»»
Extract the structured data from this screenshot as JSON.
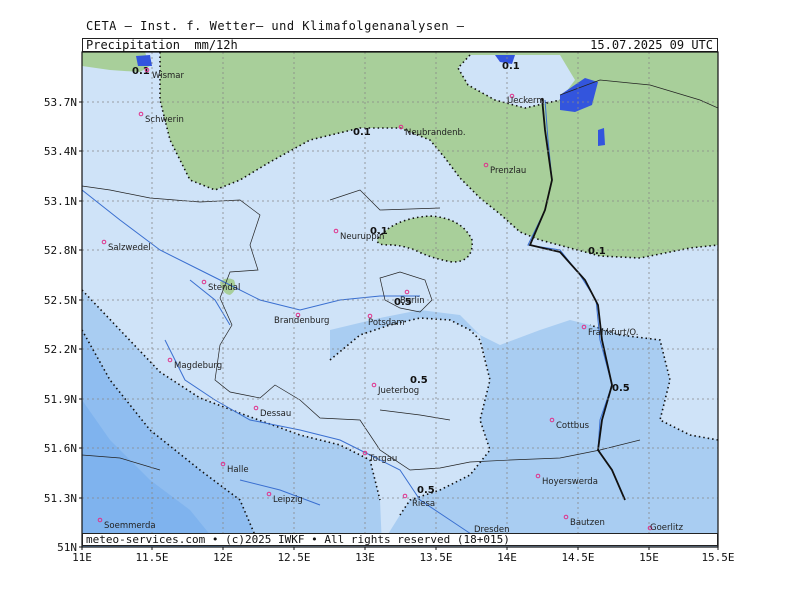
{
  "header": {
    "title": "CETA – Inst. f. Wetter– und Klimafolgenanalysen –",
    "parameter": "Precipitation  mm/12h",
    "valid_time": "15.07.2025 09 UTC"
  },
  "footer": {
    "text": "meteo-services.com • (c)2025 IWKF • All rights reserved (18+015)"
  },
  "axes": {
    "lat_labels": [
      "53.7N",
      "53.4N",
      "53.1N",
      "52.8N",
      "52.5N",
      "52.2N",
      "51.9N",
      "51.6N",
      "51.3N",
      "51N"
    ],
    "lon_labels": [
      "11E",
      "11.5E",
      "12E",
      "12.5E",
      "13E",
      "13.5E",
      "14E",
      "14.5E",
      "15E",
      "15.5E"
    ]
  },
  "contour_labels": [
    "0.1",
    "0.1",
    "0.1",
    "0.1",
    "0.1",
    "0.5",
    "0.5",
    "0.5",
    "0.5"
  ],
  "cities": [
    "Wismar",
    "Schwerin",
    "Neubrandenb.",
    "Ueckerm.",
    "Prenzlau",
    "Salzwedel",
    "Neuruppin",
    "Stendal",
    "Berlin",
    "Potsdam",
    "Brandenburg",
    "Frankfurt/O.",
    "Magdeburg",
    "Jueterbog",
    "Dessau",
    "Cottbus",
    "Torgau",
    "Halle",
    "Hoyerswerda",
    "Leipzig",
    "Riesa",
    "Bautzen",
    "Goerlitz",
    "Soemmerda",
    "Dresden"
  ],
  "colors": {
    "green": "#a8cf9a",
    "lightblue": "#cfe3f8",
    "midblue": "#a9cdf2",
    "deepblue": "#7fb3ee",
    "blue_cells": "#3355dd",
    "city_marker": "#e0308a",
    "river": "#3a6fd0"
  }
}
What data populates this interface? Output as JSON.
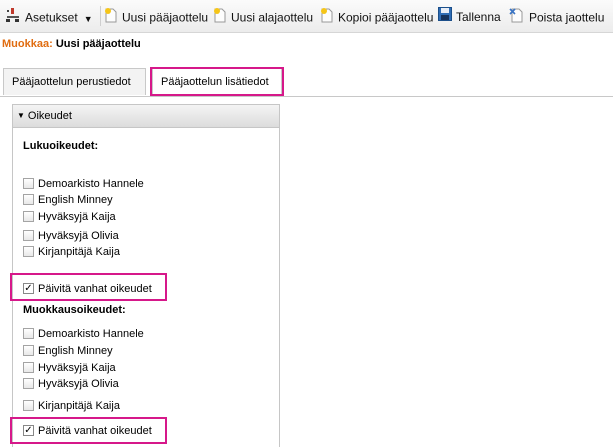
{
  "toolbar": {
    "settings_label": "Asetukset",
    "new_main_label": "Uusi pääjaottelu",
    "new_sub_label": "Uusi alajaottelu",
    "copy_main_label": "Kopioi pääjaottelu",
    "save_label": "Tallenna",
    "delete_label": "Poista jaottelu"
  },
  "edit": {
    "label": "Muokkaa:",
    "value": "Uusi pääjaottelu"
  },
  "tabs": [
    {
      "label": "Pääjaottelun perustiedot",
      "active": false
    },
    {
      "label": "Pääjaottelun lisätiedot",
      "active": true
    }
  ],
  "panel": {
    "title": "Oikeudet",
    "read": {
      "title": "Lukuoikeudet:",
      "users": [
        "Demoarkisto Hannele",
        "English Minney",
        "Hyväksyjä Kaija",
        "Hyväksyjä Olivia",
        "Kirjanpitäjä Kaija"
      ],
      "update_label": "Päivitä vanhat oikeudet",
      "update_checked": true
    },
    "edit": {
      "title": "Muokkausoikeudet:",
      "users": [
        "Demoarkisto Hannele",
        "English Minney",
        "Hyväksyjä Kaija",
        "Hyväksyjä Olivia",
        "Kirjanpitäjä Kaija"
      ],
      "update_label": "Päivitä vanhat oikeudet",
      "update_checked": true
    }
  },
  "colors": {
    "accent": "#e06c10",
    "highlight": "#d6188a"
  }
}
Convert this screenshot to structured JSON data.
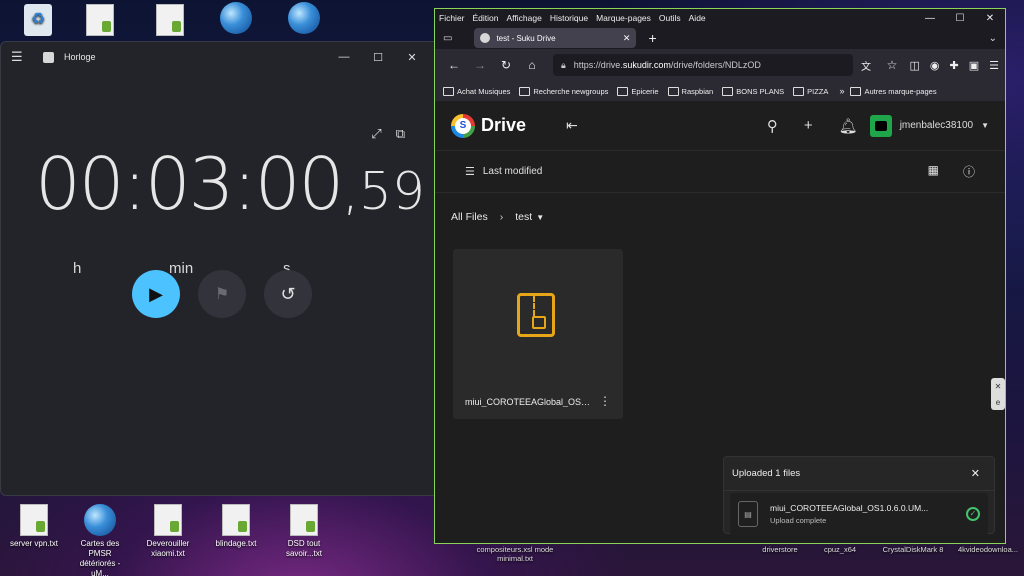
{
  "desktop": {
    "bottom_icons": [
      {
        "label": "server vpn.txt",
        "type": "doc"
      },
      {
        "label": "Cartes des PMSR détériorés - uM...",
        "type": "globe"
      },
      {
        "label": "Deverouiller xiaomi.txt",
        "type": "doc"
      },
      {
        "label": "blindage.txt",
        "type": "doc"
      },
      {
        "label": "DSD tout savoir...txt",
        "type": "doc"
      }
    ],
    "partial_labels": [
      "compositeurs.xsl mode minimal.txt",
      "driverstore",
      "cpuz_x64",
      "CrystalDiskMark 8",
      "4kvideodownloa..."
    ]
  },
  "clock": {
    "title": "Horloge",
    "timer_main": "00:03:00",
    "timer_frac": ",59",
    "units": {
      "h": "h",
      "min": "min",
      "s": "s"
    }
  },
  "firefox": {
    "menu": [
      "Fichier",
      "Édition",
      "Affichage",
      "Historique",
      "Marque-pages",
      "Outils",
      "Aide"
    ],
    "tab_title": "test - Suku Drive",
    "url_prefix": "https://drive.",
    "url_domain": "sukudir.com",
    "url_path": "/drive/folders/NDLzOD",
    "bookmarks": [
      "Achat Musiques",
      "Recherche newgroups",
      "Epicerie",
      "Raspbian",
      "BONS PLANS",
      "PIZZA"
    ],
    "bookmarks_more": "»",
    "bookmarks_other": "Autres marque-pages"
  },
  "drive": {
    "app_name": "Drive",
    "logo_letter": "S",
    "username": "jmenbalec38100",
    "sort_label": "Last modified",
    "breadcrumb_root": "All Files",
    "breadcrumb_current": "test",
    "files": [
      {
        "name": "miui_COROTEEAGlobal_OS1.0.6.0.UM..."
      }
    ],
    "upload": {
      "title": "Uploaded 1 files",
      "file_name": "miui_COROTEEAGlobal_OS1.0.6.0.UM...",
      "status": "Upload complete"
    }
  }
}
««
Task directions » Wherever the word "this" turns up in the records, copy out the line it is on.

The completed task »
Extract the structured data from this screenshot as JSON.
What data populates this interface? Output as JSON.
Convert this screenshot to structured JSON data.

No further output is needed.